▶ Action item
Reproduce the complete set of records, exactly as they appear.

▶ Source data
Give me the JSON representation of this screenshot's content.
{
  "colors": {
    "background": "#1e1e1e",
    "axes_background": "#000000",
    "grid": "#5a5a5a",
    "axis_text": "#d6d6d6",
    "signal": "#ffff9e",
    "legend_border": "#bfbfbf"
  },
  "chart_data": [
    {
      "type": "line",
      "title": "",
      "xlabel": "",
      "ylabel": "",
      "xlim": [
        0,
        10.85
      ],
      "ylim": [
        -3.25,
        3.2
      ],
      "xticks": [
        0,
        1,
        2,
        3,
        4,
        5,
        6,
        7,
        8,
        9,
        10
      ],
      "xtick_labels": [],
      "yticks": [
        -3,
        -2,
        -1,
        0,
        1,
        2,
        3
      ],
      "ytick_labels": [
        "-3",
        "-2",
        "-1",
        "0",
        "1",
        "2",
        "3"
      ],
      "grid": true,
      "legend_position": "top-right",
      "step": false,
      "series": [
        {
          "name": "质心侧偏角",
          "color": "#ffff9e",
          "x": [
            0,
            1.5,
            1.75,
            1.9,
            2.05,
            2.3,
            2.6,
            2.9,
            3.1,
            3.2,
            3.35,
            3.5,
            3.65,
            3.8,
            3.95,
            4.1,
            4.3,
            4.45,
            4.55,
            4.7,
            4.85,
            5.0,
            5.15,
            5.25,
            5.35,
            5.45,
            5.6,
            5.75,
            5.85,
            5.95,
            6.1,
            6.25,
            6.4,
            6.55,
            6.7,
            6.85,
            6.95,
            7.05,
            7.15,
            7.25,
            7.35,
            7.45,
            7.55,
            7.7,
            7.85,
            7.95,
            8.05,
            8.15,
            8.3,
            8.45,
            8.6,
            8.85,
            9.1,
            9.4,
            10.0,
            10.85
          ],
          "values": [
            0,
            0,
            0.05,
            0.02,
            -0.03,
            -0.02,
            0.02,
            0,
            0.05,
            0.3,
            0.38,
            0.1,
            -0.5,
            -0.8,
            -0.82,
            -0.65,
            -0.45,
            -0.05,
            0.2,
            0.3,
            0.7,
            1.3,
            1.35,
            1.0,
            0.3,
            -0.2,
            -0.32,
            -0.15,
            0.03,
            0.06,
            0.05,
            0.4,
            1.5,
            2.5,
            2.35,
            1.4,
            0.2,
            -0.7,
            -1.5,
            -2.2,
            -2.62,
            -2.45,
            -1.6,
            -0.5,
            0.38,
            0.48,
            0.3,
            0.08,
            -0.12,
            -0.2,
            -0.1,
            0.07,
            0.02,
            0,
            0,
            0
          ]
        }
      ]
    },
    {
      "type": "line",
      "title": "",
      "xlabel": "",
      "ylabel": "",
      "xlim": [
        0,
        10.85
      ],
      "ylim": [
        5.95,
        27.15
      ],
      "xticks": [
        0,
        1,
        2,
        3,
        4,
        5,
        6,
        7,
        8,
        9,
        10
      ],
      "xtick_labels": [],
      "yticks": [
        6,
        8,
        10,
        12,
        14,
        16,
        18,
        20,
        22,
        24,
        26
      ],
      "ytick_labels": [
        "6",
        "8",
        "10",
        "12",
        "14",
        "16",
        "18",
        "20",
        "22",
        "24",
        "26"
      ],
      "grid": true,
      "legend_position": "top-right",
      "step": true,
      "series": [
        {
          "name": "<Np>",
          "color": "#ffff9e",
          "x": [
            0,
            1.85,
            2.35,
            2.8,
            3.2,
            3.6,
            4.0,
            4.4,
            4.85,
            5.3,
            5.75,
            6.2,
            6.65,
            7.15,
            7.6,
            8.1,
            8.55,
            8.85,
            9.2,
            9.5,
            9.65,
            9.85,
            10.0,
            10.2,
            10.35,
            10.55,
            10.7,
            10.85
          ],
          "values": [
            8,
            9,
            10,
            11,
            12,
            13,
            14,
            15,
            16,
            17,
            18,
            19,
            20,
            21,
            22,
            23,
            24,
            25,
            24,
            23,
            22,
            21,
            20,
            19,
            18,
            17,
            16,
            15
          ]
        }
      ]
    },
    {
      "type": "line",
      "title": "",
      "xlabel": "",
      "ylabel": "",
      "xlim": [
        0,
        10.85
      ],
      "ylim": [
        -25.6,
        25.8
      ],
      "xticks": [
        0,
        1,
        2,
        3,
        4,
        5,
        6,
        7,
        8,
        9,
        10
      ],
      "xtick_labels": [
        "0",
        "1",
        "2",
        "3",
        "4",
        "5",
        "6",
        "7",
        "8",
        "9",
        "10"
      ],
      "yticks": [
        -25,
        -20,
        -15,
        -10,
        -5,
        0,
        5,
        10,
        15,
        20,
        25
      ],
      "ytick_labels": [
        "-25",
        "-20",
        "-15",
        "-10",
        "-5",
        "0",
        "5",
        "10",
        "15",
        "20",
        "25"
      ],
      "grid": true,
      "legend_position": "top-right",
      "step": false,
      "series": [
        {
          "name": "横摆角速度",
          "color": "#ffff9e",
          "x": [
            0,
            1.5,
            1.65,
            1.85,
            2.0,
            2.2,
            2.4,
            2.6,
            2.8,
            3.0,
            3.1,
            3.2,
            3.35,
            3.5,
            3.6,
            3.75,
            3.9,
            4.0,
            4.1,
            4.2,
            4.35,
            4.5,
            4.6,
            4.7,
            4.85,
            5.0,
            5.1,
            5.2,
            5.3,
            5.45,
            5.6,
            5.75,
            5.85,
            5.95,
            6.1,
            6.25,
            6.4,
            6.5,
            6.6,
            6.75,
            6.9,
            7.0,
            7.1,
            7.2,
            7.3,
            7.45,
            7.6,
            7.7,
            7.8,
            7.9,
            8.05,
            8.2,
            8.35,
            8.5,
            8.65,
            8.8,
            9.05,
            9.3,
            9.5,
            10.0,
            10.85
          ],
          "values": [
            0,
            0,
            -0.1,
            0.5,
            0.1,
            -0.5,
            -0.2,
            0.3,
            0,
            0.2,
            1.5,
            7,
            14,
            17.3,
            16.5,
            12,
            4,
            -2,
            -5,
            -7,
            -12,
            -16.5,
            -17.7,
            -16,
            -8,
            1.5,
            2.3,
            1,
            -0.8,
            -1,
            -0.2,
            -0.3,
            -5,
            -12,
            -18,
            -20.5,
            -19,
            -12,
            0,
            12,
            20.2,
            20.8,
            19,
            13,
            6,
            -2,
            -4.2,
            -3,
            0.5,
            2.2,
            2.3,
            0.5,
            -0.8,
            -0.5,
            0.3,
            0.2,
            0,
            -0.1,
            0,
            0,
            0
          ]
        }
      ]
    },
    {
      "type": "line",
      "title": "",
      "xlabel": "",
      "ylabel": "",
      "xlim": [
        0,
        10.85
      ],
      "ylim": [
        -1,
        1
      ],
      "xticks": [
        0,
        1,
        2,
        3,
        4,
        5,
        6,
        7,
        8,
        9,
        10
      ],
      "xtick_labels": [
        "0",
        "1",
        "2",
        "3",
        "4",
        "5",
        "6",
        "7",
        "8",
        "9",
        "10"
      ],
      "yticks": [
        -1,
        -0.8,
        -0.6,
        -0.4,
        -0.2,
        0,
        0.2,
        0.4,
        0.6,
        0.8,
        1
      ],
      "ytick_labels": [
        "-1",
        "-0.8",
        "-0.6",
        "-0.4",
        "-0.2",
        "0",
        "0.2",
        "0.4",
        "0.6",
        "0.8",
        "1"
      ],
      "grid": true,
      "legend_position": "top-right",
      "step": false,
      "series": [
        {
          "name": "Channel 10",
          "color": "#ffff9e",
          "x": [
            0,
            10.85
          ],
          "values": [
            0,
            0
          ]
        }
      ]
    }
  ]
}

▶ Solution for this problem
Give me the JSON representation of this screenshot's content.
{
  "colors": {
    "background": "#1e1e1e",
    "axes_background": "#000000",
    "grid": "#5a5a5a",
    "axis_text": "#d6d6d6",
    "signal": "#ffff9e",
    "legend_border": "#bfbfbf"
  },
  "chart_data": [
    {
      "type": "line",
      "title": "",
      "xlabel": "",
      "ylabel": "",
      "xlim": [
        0,
        10.85
      ],
      "ylim": [
        -3.25,
        3.2
      ],
      "xticks": [
        0,
        1,
        2,
        3,
        4,
        5,
        6,
        7,
        8,
        9,
        10
      ],
      "xtick_labels": [],
      "yticks": [
        -3,
        -2,
        -1,
        0,
        1,
        2,
        3
      ],
      "ytick_labels": [
        "-3",
        "-2",
        "-1",
        "0",
        "1",
        "2",
        "3"
      ],
      "grid": true,
      "legend_position": "top-right",
      "step": false,
      "series": [
        {
          "name": "质心侧偏角",
          "color": "#ffff9e",
          "x": [
            0,
            1.5,
            1.75,
            1.9,
            2.05,
            2.3,
            2.6,
            2.9,
            3.1,
            3.2,
            3.35,
            3.5,
            3.65,
            3.8,
            3.95,
            4.1,
            4.3,
            4.45,
            4.55,
            4.7,
            4.85,
            5.0,
            5.15,
            5.25,
            5.35,
            5.45,
            5.6,
            5.75,
            5.85,
            5.95,
            6.1,
            6.25,
            6.4,
            6.55,
            6.7,
            6.85,
            6.95,
            7.05,
            7.15,
            7.25,
            7.35,
            7.45,
            7.55,
            7.7,
            7.85,
            7.95,
            8.05,
            8.15,
            8.3,
            8.45,
            8.6,
            8.85,
            9.1,
            9.4,
            10.0,
            10.85
          ],
          "values": [
            0,
            0,
            0.05,
            0.02,
            -0.03,
            -0.02,
            0.02,
            0,
            0.05,
            0.3,
            0.38,
            0.1,
            -0.5,
            -0.8,
            -0.82,
            -0.65,
            -0.45,
            -0.05,
            0.2,
            0.3,
            0.7,
            1.3,
            1.35,
            1.0,
            0.3,
            -0.2,
            -0.32,
            -0.15,
            0.03,
            0.06,
            0.05,
            0.4,
            1.5,
            2.5,
            2.35,
            1.4,
            0.2,
            -0.7,
            -1.5,
            -2.2,
            -2.62,
            -2.45,
            -1.6,
            -0.5,
            0.38,
            0.48,
            0.3,
            0.08,
            -0.12,
            -0.2,
            -0.1,
            0.07,
            0.02,
            0,
            0,
            0
          ]
        }
      ]
    },
    {
      "type": "line",
      "title": "",
      "xlabel": "",
      "ylabel": "",
      "xlim": [
        0,
        10.85
      ],
      "ylim": [
        5.95,
        27.15
      ],
      "xticks": [
        0,
        1,
        2,
        3,
        4,
        5,
        6,
        7,
        8,
        9,
        10
      ],
      "xtick_labels": [],
      "yticks": [
        6,
        8,
        10,
        12,
        14,
        16,
        18,
        20,
        22,
        24,
        26
      ],
      "ytick_labels": [
        "6",
        "8",
        "10",
        "12",
        "14",
        "16",
        "18",
        "20",
        "22",
        "24",
        "26"
      ],
      "grid": true,
      "legend_position": "top-right",
      "step": true,
      "series": [
        {
          "name": "<Np>",
          "color": "#ffff9e",
          "x": [
            0,
            1.85,
            2.35,
            2.8,
            3.2,
            3.6,
            4.0,
            4.4,
            4.85,
            5.3,
            5.75,
            6.2,
            6.65,
            7.15,
            7.6,
            8.1,
            8.55,
            8.85,
            9.2,
            9.5,
            9.65,
            9.85,
            10.0,
            10.2,
            10.35,
            10.55,
            10.7,
            10.85
          ],
          "values": [
            8,
            9,
            10,
            11,
            12,
            13,
            14,
            15,
            16,
            17,
            18,
            19,
            20,
            21,
            22,
            23,
            24,
            25,
            24,
            23,
            22,
            21,
            20,
            19,
            18,
            17,
            16,
            15
          ]
        }
      ]
    },
    {
      "type": "line",
      "title": "",
      "xlabel": "",
      "ylabel": "",
      "xlim": [
        0,
        10.85
      ],
      "ylim": [
        -25.6,
        25.8
      ],
      "xticks": [
        0,
        1,
        2,
        3,
        4,
        5,
        6,
        7,
        8,
        9,
        10
      ],
      "xtick_labels": [
        "0",
        "1",
        "2",
        "3",
        "4",
        "5",
        "6",
        "7",
        "8",
        "9",
        "10"
      ],
      "yticks": [
        -25,
        -20,
        -15,
        -10,
        -5,
        0,
        5,
        10,
        15,
        20,
        25
      ],
      "ytick_labels": [
        "-25",
        "-20",
        "-15",
        "-10",
        "-5",
        "0",
        "5",
        "10",
        "15",
        "20",
        "25"
      ],
      "grid": true,
      "legend_position": "top-right",
      "step": false,
      "series": [
        {
          "name": "横摆角速度",
          "color": "#ffff9e",
          "x": [
            0,
            1.5,
            1.65,
            1.85,
            2.0,
            2.2,
            2.4,
            2.6,
            2.8,
            3.0,
            3.1,
            3.2,
            3.35,
            3.5,
            3.6,
            3.75,
            3.9,
            4.0,
            4.1,
            4.2,
            4.35,
            4.5,
            4.6,
            4.7,
            4.85,
            5.0,
            5.1,
            5.2,
            5.3,
            5.45,
            5.6,
            5.75,
            5.85,
            5.95,
            6.1,
            6.25,
            6.4,
            6.5,
            6.6,
            6.75,
            6.9,
            7.0,
            7.1,
            7.2,
            7.3,
            7.45,
            7.6,
            7.7,
            7.8,
            7.9,
            8.05,
            8.2,
            8.35,
            8.5,
            8.65,
            8.8,
            9.05,
            9.3,
            9.5,
            10.0,
            10.85
          ],
          "values": [
            0,
            0,
            -0.1,
            0.5,
            0.1,
            -0.5,
            -0.2,
            0.3,
            0,
            0.2,
            1.5,
            7,
            14,
            17.3,
            16.5,
            12,
            4,
            -2,
            -5,
            -7,
            -12,
            -16.5,
            -17.7,
            -16,
            -8,
            1.5,
            2.3,
            1,
            -0.8,
            -1,
            -0.2,
            -0.3,
            -5,
            -12,
            -18,
            -20.5,
            -19,
            -12,
            0,
            12,
            20.2,
            20.8,
            19,
            13,
            6,
            -2,
            -4.2,
            -3,
            0.5,
            2.2,
            2.3,
            0.5,
            -0.8,
            -0.5,
            0.3,
            0.2,
            0,
            -0.1,
            0,
            0,
            0
          ]
        }
      ]
    },
    {
      "type": "line",
      "title": "",
      "xlabel": "",
      "ylabel": "",
      "xlim": [
        0,
        10.85
      ],
      "ylim": [
        -1,
        1
      ],
      "xticks": [
        0,
        1,
        2,
        3,
        4,
        5,
        6,
        7,
        8,
        9,
        10
      ],
      "xtick_labels": [
        "0",
        "1",
        "2",
        "3",
        "4",
        "5",
        "6",
        "7",
        "8",
        "9",
        "10"
      ],
      "yticks": [
        -1,
        -0.8,
        -0.6,
        -0.4,
        -0.2,
        0,
        0.2,
        0.4,
        0.6,
        0.8,
        1
      ],
      "ytick_labels": [
        "-1",
        "-0.8",
        "-0.6",
        "-0.4",
        "-0.2",
        "0",
        "0.2",
        "0.4",
        "0.6",
        "0.8",
        "1"
      ],
      "grid": true,
      "legend_position": "top-right",
      "step": false,
      "series": [
        {
          "name": "Channel 10",
          "color": "#ffff9e",
          "x": [
            0,
            10.85
          ],
          "values": [
            0,
            0
          ]
        }
      ]
    }
  ]
}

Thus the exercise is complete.